The Times yesterday, “Donald Trump praises Vladimir Putin’s ‘genius’ move on Ukraine”. The headline worked; there are more than a thousand outraged comments about how Trump is “supporting Putin”. I knew before I read the first line that the point he was actually making would be something along the lines of this:

He claimed that Putin, 69, would not have dared invade had he still been in the White House, rather than Biden. “This never would have happened with us,” he said, dismissing Biden as a “man that has no concept of what he’s doing”.

He told the radio show: “Had I been in office — not even thinkable. This would never have happened. But you know what the response was from Biden? There was no response. They didn’t have one for that. No, it’s very sad.”

The BBC, this morning:

BBC LIVE: Russia launches invasion of Ukraine

Samizdata quote of the day

I would rather have questions that can’t be answered than answers that can’t be questioned.

– Richard Feynman

Leftist pushback against wokeness

There is an article in today’s Guardian by Nesrine Malik called “Scared to be ‘woke’? It’s time for progressives to take a stand in the culture wars”. The title is a fair summary of her argument.

As so often, the comments were more interesting than the article. The five most popular top-level comments were:

14 hours ago

What is the point in winding everyone up about an empire that is long gone? Meanwhile China continues to exploit Africa and slavery is alive and well in Dubai.

14 hours ago

No one need be scared to be woke. The people who are threatened are those who are not woke, and who are abused and have their livelihoods attacked by the intolerant. Even when the woke have a point, the way they attack their opponents hardens opinion against them. I will support very nearly anyone attacked by the woke, and especially people like J K Rowling, Katharine Birbalsingh, Kathleen Stock and Howard Winstone. The only sensible response to cancellation tactics is to block the woke and let them scream and shout among themselves.

13 hours ago

The trouble with the woke is that they act as self appointed thought police in a land where policing is supposed to be by consent. Then they accuse any dissenters of having started a “culture war” and seek to have them ostracised, deplatformed, cancelled, fired, made to issue a grovelling apology. Is it any wonder they are disliked?

14 hours ago

I think this fails to understand just how toxic “woke” is. “Owing” and doubling down on narratives like “white privilege” and “critical race theory” and in particular using them in schools is likely to get you annihilated in the polls and rightly so. As has recently been seen in the gubernatorial elections in Virginia following the Loudoun county school incidents. The only way to deal with woke is to abandon it altogether and become true liberals again.

14 hours ago

Among the various diversity, the most important should be the diversity of opinion.

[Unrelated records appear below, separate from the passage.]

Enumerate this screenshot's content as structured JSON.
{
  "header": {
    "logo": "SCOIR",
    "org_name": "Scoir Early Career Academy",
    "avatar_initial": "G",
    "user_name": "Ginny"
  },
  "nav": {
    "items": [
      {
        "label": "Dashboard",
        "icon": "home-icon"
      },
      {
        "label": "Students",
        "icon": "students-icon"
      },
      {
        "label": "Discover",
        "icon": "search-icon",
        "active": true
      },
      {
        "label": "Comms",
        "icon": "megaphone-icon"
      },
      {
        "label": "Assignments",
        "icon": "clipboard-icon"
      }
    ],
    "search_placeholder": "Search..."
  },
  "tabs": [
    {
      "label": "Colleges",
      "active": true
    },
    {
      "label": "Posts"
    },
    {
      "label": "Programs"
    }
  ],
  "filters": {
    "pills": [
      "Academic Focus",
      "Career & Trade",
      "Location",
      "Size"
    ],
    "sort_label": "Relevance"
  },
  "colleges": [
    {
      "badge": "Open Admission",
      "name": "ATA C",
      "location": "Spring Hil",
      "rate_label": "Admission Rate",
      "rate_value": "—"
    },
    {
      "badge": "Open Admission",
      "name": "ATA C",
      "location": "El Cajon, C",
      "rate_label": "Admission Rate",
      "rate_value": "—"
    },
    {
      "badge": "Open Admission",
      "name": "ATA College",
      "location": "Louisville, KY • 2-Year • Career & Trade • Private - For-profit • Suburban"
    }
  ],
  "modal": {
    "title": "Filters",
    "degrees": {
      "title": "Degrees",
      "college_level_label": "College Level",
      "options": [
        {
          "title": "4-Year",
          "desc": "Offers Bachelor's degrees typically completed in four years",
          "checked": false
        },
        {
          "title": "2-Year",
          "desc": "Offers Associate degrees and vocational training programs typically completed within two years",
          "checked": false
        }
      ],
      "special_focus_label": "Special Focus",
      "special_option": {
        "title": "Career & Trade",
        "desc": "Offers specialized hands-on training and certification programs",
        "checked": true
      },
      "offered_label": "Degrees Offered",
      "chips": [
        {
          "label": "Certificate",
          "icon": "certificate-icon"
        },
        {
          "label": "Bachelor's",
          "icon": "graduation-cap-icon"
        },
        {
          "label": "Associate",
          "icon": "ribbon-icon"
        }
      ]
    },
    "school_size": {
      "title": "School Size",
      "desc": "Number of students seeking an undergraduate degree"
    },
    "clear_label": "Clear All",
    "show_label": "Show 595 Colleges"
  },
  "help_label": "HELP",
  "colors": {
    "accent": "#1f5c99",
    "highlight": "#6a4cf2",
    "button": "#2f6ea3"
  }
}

The days are long gone when the Guardian comment section was called “Comment is Free” and, true to its name, allowed readers to comment on practically every article. These days comments are rarely allowed except on those articles where most of the Guardian readership is likely to agree with the Guardian‘s own line. This article was an exception. Of course, the newspaper has every right to pursue whatever policy on comments it wishes, but the habit of not permitting people to talk back has costs. One loses the chance to feel the wind change. I think Nesrine Malik will have been surprised by the hostile reaction to her article, and many of the commenters will be surprised to find out how many of their fellow left wingers share their doubts.

Samizdata quote of the day

“This is the man whom Canadians have thrice elected, which speaks for a country that—with the exception of a courageous and steadfast minority—no longer values its freedoms and traditions. Fear and ignorance triumph over patriotism and reason. Some might be inclined to argue that Canadians had little choice given there was no credible opposition and that vote-heavy Toronto, Montreal and Halifax effectively determine the outcomes of elections in this country. Nonetheless, Trudeau was always a popular favorite despite his autocratic nature and a clear tendency to abuse his office. Trudeau is working to remake Canada in his own tarnished image. He can do no other. That is who he is.”

David Solway